Anytime you talk about Antarctica, the Drake Passage is bound to come up. Questions like “How was the Drake Passage?” “How was your crossing?” come up within moments of saying you’ve visited Antarctica. So what is it about the Drake Passage that makes it such a big deal?

The Drake Passage is the body of water between South America’s Cape Horn and Antarctica’s South Shetland Islands. Considering it connects the southwestern part of the Atlantic Ocean, with the southeastern part of the Pacific Ocean and extends into the Southern Ocean, you can see why the waters here can be a wee bit turbulent.

Let’s get some facts and figures out of the way first and then we’ll talk about what it’s like to cross it.

The Drake Passage was named after Sir Francis Drake in 1578, when his ship was blown south and he realised there was an open connection between the Atlantic and Pacific Islands. The passage had been earlier visited in 1525, however, by Spanish navigator Francisco de Hoces, however his crew thought they saw land. Therefore the Passage is also known as Mar de Hoces.

The passage stretches 800 kilometres wide. What is interesting is that there is no land mass sitting on the same latitude as the Drake Passage, allowing a volume of water approximately 600 times that of the Amazon River, to flow unimpeded. Here, you’ll have an above average chance of seeing whales, dolphins, sea birds, albatross and penguins.

But let’s get to the nitty gritty – what’s it like to cross the Drake Passage? We’ve got a convergence of three seas here where the cool, sub-polar conditions of South America meets the frigid, polar regions of Antarctica. So rough seas are… shall we say, not unexpected? In fact, there’s a saying you either get the “Drake Lake” or the “Drake Shake” – the first being the less common with calm, flat seas, and the second is what has earned the Drake Passage her fearsome reputation.

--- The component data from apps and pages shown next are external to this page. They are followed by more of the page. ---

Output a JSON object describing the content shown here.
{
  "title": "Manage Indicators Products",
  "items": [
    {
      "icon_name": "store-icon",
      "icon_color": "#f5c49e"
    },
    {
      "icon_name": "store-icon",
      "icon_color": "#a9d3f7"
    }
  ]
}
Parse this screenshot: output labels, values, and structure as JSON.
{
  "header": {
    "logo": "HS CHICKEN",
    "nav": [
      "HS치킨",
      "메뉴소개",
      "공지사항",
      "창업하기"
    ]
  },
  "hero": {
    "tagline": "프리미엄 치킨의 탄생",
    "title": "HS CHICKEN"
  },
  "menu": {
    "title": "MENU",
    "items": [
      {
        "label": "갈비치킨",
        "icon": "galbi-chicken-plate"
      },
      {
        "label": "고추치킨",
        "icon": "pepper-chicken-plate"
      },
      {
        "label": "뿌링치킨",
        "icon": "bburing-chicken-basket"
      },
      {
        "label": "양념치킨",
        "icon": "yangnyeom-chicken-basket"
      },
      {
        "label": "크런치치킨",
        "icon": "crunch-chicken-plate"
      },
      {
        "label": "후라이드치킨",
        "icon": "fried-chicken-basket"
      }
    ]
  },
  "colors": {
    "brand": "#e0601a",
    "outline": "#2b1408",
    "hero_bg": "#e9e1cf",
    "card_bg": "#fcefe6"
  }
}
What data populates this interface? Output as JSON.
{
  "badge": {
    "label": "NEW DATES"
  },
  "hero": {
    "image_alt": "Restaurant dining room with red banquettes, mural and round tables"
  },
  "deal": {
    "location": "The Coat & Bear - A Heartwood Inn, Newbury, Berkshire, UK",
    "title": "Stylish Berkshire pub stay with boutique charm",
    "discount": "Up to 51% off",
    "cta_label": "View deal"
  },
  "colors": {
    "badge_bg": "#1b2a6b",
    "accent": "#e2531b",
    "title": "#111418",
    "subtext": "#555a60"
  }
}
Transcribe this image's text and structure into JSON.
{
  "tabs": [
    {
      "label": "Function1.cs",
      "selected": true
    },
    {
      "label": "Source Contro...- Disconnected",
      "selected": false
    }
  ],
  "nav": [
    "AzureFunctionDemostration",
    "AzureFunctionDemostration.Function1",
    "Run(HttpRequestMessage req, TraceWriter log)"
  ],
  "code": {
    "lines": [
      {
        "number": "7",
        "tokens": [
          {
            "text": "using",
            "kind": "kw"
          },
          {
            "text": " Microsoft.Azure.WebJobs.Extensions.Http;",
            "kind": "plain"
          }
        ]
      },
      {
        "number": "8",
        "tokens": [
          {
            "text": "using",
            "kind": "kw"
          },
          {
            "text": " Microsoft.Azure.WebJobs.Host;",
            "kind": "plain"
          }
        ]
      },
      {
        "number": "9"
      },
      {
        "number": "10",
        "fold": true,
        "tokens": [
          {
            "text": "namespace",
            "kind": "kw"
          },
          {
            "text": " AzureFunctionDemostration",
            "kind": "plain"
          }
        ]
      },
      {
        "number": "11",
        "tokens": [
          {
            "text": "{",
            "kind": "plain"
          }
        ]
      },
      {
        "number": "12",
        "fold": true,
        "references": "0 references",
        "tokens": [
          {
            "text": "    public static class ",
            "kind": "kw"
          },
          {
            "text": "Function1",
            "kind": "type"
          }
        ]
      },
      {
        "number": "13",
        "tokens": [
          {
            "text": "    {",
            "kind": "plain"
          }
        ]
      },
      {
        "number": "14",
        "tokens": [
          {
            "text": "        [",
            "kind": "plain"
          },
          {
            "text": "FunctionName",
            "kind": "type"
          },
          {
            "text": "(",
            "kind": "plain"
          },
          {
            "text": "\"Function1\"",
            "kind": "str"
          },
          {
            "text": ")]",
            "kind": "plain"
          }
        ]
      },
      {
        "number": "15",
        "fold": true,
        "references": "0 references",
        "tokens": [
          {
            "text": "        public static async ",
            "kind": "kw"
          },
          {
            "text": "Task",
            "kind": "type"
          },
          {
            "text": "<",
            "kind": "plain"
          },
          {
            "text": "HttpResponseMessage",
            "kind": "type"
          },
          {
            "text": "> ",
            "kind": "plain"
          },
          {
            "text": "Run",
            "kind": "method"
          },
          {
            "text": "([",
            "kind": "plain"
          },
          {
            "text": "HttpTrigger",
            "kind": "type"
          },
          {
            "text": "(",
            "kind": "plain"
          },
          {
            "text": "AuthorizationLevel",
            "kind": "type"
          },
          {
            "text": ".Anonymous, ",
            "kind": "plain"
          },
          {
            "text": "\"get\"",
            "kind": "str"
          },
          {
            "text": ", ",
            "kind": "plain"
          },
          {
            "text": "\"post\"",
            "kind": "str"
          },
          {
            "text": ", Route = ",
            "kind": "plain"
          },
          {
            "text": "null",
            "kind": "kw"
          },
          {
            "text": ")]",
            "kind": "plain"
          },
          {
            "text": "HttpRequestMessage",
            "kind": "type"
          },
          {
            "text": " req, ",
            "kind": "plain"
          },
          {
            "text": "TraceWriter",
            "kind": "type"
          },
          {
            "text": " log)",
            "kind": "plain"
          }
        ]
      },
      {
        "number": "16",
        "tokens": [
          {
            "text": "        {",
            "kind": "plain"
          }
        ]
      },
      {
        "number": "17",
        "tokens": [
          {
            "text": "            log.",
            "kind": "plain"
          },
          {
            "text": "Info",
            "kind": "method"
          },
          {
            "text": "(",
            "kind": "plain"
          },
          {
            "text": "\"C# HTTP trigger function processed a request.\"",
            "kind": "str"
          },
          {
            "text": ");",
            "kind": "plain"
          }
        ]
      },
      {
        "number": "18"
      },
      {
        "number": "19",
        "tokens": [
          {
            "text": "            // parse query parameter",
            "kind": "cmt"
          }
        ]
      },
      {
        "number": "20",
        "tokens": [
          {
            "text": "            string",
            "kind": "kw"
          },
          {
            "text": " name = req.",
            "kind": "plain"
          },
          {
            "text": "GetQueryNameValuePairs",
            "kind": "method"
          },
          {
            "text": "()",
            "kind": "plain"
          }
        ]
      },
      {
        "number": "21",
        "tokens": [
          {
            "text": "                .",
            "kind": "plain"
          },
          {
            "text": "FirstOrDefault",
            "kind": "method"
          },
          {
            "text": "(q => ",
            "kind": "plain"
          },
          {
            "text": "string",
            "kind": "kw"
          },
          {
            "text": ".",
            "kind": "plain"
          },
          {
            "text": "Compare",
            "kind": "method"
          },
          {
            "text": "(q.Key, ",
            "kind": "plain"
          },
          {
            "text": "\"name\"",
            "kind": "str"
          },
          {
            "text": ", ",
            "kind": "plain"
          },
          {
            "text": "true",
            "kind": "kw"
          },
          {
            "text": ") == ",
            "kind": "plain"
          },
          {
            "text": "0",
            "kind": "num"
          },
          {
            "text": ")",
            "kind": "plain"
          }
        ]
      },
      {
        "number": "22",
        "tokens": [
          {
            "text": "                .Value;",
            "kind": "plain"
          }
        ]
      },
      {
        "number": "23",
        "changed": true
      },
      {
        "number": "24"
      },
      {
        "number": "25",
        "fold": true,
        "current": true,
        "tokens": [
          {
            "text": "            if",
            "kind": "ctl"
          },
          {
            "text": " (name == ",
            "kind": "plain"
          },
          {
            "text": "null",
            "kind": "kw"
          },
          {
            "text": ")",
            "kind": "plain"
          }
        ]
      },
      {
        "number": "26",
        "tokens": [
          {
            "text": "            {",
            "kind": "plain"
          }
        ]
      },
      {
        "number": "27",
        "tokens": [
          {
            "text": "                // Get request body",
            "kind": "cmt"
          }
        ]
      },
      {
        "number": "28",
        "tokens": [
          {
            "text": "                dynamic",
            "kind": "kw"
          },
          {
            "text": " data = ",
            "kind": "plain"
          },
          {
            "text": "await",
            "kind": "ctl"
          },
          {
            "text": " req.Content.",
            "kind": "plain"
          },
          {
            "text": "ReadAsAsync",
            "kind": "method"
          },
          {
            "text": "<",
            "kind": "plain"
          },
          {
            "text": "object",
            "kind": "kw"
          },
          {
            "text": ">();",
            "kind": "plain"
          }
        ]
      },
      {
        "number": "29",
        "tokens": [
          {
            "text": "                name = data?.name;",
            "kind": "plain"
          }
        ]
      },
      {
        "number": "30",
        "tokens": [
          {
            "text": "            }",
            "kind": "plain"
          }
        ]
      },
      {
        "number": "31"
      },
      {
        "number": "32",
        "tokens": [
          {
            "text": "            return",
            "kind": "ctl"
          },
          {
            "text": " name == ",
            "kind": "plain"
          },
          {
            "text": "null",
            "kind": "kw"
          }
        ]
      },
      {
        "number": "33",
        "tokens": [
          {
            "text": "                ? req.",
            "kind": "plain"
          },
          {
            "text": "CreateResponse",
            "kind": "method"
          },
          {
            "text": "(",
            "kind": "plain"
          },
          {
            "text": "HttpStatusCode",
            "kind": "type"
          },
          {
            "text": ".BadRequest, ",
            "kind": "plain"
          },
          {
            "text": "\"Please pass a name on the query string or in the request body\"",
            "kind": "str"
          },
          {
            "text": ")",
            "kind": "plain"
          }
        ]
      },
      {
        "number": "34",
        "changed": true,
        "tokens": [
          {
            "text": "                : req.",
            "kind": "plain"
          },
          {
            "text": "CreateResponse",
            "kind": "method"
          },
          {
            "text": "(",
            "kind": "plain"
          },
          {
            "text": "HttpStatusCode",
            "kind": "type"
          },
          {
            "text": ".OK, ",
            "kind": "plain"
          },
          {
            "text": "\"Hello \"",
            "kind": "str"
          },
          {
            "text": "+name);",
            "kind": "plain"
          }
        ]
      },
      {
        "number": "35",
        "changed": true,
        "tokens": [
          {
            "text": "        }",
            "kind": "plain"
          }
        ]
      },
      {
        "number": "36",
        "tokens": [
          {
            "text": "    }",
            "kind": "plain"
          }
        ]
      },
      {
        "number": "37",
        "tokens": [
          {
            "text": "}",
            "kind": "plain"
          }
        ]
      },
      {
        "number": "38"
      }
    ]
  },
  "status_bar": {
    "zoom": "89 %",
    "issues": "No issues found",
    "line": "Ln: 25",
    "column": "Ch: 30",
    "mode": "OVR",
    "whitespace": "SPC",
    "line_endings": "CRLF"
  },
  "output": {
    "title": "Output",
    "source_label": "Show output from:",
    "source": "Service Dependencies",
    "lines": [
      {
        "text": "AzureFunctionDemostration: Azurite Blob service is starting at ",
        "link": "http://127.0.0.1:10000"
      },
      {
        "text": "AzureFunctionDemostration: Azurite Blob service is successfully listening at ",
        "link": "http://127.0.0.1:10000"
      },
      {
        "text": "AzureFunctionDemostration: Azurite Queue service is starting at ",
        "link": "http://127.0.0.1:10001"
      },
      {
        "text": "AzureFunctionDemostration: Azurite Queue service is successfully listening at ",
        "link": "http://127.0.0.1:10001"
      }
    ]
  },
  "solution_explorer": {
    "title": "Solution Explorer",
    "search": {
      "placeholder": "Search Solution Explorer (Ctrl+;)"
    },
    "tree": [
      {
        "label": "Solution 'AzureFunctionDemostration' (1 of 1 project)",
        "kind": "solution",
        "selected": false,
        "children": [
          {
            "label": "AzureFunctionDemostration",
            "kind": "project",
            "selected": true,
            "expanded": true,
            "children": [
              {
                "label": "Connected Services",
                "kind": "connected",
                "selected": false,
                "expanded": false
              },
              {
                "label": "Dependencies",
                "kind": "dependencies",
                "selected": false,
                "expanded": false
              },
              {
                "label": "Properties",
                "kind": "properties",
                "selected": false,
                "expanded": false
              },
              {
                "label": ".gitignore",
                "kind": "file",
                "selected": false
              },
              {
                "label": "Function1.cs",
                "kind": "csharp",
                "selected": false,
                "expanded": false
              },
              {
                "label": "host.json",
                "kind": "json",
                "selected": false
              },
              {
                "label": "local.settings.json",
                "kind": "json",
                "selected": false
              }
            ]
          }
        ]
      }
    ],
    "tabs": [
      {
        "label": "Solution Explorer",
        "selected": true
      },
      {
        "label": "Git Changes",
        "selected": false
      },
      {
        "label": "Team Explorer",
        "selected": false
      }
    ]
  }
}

However, and this is a big however, recent years have seen huge improvements to the stabilisation of cruise ships venturing into the Antarctic. Newer, expedition ships have ice-breaking capabilities, strengthened hulls and stabilisation technology specifically designed for this type of sailing. They also have better technology for prediciting weather and marine conditions so the Captain can detour or wait it out if conditions are deemed too bad.

There’s also excellent sea sickness medication available and the advice here is to take it before you actually need it! Prevention is far easier than dealing with it if you leave it too late.

Another benefit of small expedition ships is that should you need your cabin, it is never far away!

Everyone you speak to who has visited Antarctica has a different story to tell. Some will tell you about waves crashing over the bow and crawling on all fours down the hallways. Some will tell you about expecting to go sliding across the floor table, chairs and all… only to spend the crossing eating and drinking and enjoying flat, idle, millpond seas. Of course, there’s also everything in between.

There’s a natural camaraderie between passengers as you ride out the waves. If you’re lucky, you’ll get the Drake Lake but our advice is, prepare for the worst. If you expect the worst and prepare accordingly, you might be pleasantly surprised.

And perhaps think of it this way - travelling to Antarctica is supposed to be an adventure! You’re travelling to the last frontier. Don’t let a couple of days where you may, or may not, encounter some rough waves put you off seeing Antarctica in all her glory. It will be worth every minute spent on the Drake Passage. Besides, if it was too easy, it just wouldn’t be an adventure, would it?

Silversea's Silver Cloud takes you through Drake Passage in the lap of luxury - check out the package here.